Wulff wanted a vest that an angler could wear over their clothing that would give them ease of access to their fly boxes & other tackle. Well the idea was a good one &, as we all now know, many anglers loved the idea.
So the vest was improved upon in its design & was first released onto the market just after World War II. It was called the "Lee Wulff Tak-L-Pac" & was made by Masland of Carlisle, PA. The rest, as they say, is history.
Today of course, anglers have tons of choices when it comes to choosing a vest. There are more designs of vests made from different materials than ever before. When choosing a vest, comfort should be your main priority. You'll be wearing it all day long in all kinds of weather, so make sure you get one that's comfortable. A well designed vest puts the weight on your shoulders - NOT your neck. A poorly designed vest can give you both back & neck problems if worn for too long.
With all the different designs available, it can be hard to choose the right vest for you. It's a good idea before you buy a vest to take all the things you're going to put in it & lay them out on a table. This way you can see exactly how much stuff you really have to pack in it. Keep in mind the things you'll use the most: fly boxes, tippet spools, shot, fly dressing, etc. This will help give you an idea of what you need in a vest.
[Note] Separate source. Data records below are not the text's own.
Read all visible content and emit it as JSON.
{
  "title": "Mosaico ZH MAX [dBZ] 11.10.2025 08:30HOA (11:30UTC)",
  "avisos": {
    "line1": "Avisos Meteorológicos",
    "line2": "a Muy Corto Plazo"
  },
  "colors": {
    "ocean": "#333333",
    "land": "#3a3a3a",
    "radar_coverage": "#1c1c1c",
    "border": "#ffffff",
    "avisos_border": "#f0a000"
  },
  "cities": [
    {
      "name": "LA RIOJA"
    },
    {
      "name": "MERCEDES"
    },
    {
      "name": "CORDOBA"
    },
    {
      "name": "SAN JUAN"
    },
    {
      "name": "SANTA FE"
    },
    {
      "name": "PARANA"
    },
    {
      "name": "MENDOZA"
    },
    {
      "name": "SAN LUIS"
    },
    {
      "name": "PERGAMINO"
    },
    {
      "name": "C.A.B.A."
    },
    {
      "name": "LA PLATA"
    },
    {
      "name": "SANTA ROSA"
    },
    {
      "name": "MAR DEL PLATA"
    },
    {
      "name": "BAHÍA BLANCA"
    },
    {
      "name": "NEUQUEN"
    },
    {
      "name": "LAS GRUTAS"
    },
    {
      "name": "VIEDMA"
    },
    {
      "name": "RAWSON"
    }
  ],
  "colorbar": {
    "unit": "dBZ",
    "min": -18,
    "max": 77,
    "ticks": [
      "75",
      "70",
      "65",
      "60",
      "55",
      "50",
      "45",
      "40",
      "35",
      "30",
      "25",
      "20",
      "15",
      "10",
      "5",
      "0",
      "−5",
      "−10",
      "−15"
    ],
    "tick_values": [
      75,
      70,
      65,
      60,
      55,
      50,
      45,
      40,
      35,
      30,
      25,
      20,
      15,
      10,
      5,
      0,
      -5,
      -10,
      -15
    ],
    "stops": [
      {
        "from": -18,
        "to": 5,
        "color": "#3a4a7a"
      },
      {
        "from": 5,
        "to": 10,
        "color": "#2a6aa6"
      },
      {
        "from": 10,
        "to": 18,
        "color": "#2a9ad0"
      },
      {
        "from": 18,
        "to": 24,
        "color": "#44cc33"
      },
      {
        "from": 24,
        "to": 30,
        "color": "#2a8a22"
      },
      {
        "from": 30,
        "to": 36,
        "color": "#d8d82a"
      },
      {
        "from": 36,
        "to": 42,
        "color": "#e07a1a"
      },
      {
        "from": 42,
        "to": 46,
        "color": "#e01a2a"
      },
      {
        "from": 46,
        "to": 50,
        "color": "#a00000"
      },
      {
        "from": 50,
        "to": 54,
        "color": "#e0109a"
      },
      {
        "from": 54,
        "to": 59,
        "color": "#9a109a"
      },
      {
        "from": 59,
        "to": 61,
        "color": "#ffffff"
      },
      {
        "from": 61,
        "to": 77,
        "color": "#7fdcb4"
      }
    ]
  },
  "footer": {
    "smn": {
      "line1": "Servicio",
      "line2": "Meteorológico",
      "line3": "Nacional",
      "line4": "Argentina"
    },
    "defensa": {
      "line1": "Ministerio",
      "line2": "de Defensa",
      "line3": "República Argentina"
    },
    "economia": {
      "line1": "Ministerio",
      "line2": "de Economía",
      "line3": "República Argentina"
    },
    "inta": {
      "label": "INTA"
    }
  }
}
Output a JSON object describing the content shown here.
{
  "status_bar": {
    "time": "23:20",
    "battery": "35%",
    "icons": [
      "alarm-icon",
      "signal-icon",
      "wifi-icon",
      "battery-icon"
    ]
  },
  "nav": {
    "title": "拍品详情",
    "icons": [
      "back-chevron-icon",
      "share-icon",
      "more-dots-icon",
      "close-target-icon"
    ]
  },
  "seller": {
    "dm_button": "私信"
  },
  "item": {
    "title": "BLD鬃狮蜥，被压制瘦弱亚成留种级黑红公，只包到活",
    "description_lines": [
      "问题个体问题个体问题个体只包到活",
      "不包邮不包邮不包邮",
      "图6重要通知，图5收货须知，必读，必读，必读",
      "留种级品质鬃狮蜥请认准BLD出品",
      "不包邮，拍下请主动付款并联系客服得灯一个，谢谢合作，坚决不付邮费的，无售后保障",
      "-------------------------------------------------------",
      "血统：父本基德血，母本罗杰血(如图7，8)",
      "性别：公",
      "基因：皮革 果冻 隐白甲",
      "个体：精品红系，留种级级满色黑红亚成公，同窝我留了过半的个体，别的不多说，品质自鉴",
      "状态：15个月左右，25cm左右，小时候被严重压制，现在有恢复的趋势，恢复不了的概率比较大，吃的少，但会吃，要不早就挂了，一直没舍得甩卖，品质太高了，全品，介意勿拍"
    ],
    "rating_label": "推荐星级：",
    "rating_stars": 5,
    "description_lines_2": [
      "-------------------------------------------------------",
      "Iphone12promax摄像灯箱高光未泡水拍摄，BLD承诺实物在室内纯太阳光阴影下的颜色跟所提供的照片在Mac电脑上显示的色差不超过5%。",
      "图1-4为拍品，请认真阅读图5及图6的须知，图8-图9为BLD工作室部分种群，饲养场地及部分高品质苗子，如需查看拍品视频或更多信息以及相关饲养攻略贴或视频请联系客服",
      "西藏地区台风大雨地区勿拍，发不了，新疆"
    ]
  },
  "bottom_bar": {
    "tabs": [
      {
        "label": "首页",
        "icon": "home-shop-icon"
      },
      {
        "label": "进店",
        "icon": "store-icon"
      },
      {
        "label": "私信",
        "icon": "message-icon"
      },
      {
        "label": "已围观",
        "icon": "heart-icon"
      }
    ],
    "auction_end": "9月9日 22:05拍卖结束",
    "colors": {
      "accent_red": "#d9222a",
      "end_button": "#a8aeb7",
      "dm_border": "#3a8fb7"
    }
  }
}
Of course you can always opt, as I do, to forego the vest & carry a fishing bag (or possibles bag as they used to be called). I prefer bags to vests because all my tackle is easily accessible with one hand & because a bag can be moved out of the way on your body, giving you full range of motion. Plus a bag can easily be taken off & hung on a tree when it gets too hot or when you're taking a break. I also must admit that I like the tradition of using a fishing bag, just like anglers did for centuries before the vest came along. The fishing vest is a 20th century invention; fishing bags are timeless. Then again, I am a sucker for the traditions of fly fishing.